Journal for Maritime Research

The Journal for Maritime Research (JMR) was inaugurated in 1999 as the first fully-online, peer-refereed journal in the field of historical maritime research. The JMR is published online and in print, twice-yearly.

The JMR focuses on historical enquiry at the intersections of maritime, British and global history, an increasingly dynamic area of research. It seeks to champion a wide spectrum of innovative research on the maritime past. While the Journal has a particular focus on the British experience, it aspires to position this within broad oceanic and international contexts, encouraging comparative perspectives and interdisciplinary approaches.

The journal publishes research essays and reviews around 15-20 new books each year across a broad spectrum of maritime history.

ISSN (print): 
ISSN (online): 

Latest articles

Volume 16 (2)

Editorial Board
vol. 16 (2): 0-0
Introduction: Asian sailors in the age of empire
vol. 16 (2): 117-123
‘I never beheld a more piteous object’: abductions and the production of colonial knowledge in maritime Asia
vol. 16 (2): 124-138
Lost in translation?
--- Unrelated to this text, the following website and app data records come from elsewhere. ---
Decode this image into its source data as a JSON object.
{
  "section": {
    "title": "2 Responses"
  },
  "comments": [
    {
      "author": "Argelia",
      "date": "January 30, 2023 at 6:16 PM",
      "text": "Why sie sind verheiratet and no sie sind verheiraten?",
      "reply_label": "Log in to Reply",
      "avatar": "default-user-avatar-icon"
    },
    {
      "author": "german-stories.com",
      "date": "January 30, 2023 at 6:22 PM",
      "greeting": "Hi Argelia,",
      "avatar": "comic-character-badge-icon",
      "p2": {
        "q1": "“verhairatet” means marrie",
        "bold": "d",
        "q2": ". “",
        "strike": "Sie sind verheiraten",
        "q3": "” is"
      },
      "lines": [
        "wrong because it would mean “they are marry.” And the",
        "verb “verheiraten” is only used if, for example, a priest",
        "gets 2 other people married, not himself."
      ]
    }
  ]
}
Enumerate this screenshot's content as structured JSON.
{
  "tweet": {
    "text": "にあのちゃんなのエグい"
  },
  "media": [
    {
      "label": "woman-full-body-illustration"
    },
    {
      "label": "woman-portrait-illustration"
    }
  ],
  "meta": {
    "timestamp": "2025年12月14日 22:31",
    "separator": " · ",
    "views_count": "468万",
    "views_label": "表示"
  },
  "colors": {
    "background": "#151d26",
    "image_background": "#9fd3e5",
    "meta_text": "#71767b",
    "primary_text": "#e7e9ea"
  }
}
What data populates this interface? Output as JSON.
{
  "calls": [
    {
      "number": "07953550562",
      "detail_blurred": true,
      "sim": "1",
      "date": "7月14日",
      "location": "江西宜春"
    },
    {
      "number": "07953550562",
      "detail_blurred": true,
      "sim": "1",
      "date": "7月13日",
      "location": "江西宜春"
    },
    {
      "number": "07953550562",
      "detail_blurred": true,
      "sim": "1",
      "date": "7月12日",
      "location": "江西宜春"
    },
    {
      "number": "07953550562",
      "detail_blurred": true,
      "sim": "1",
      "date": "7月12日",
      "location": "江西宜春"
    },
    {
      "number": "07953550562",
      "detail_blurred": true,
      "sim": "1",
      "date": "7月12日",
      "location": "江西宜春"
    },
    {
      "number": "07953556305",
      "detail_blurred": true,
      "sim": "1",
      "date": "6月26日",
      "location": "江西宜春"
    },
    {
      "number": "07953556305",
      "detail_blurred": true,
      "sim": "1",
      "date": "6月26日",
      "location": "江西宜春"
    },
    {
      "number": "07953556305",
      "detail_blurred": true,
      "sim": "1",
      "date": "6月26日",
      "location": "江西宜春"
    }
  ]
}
Maritime identity and identification in Asia under the VOC
vol. 16 (2): 139-152
Indian ghat sarangs as maritime labour recruiting intermediaries during the age of sail
vol. 16 (2): 153-166
‘Asiatic’ sailors and the East India Company: racialisation and labour practices, 1803–15
vol. 16 (2): 167-181
The last voyage of the Arabella: life and death aboard a British country ship
vol. 16 (2): 182-195
Lascars, the Thames Police Court and the Old Bailey: crime on the high seas and the London courts, 1852–8
vol. 16 (2): 196-211
‘Ghostlike’ seafarers and sailing ship nostalgia: the figure of the steamship lascar in the British imagination, c. 1880–1960
vol. 16 (2): 212-228
Shanghaied on the streets of Hoboken: Chinese exclusion and maritime regulation at Ellis Island
vol. 16 (2): 229-245
Lascars through the colonial lens: reconsidering visual sources of South Asian sailors from the twentieth century
vol. 16 (2): 246-263

Volume 16 (1)

Introduction: expertise and authority in the Royal Navy, 1800–1945
vol. 16 (1): 1-13
Ideology, authority and the politics of innovation in the Royal Dockyards, 1796–1807
vol. 16 (1): 15-27
Expertise and naval administration: Lord Mulgrave and the Victualling Board, 1807–10
vol. 16 (1): 29-41
More than just charts: hydrographic expertise within the Admiralty, 1795–1829
vol. 16 (1): 43-54
The Board of Longitude and the funding of scientific work: negotiating authority and expertise in the early nineteenth century
vol. 16 (1): 55-71
Naval architecture, expertise and navigating authority in the British Admiralty, c.1885–1906
vol. 16 (1): 73-88
Three cultures at the Admiralty, c.1800–1945: Naval Staff, the Secretariat and the arrival of scientists
vol. 16 (1): 89-102
Expertise and authority in the Royal Navy, 1800–1945
vol. 16 (1): 103-116

Volume 15 (2)

Editorial Board
vol. 15 (2): ebi-ebi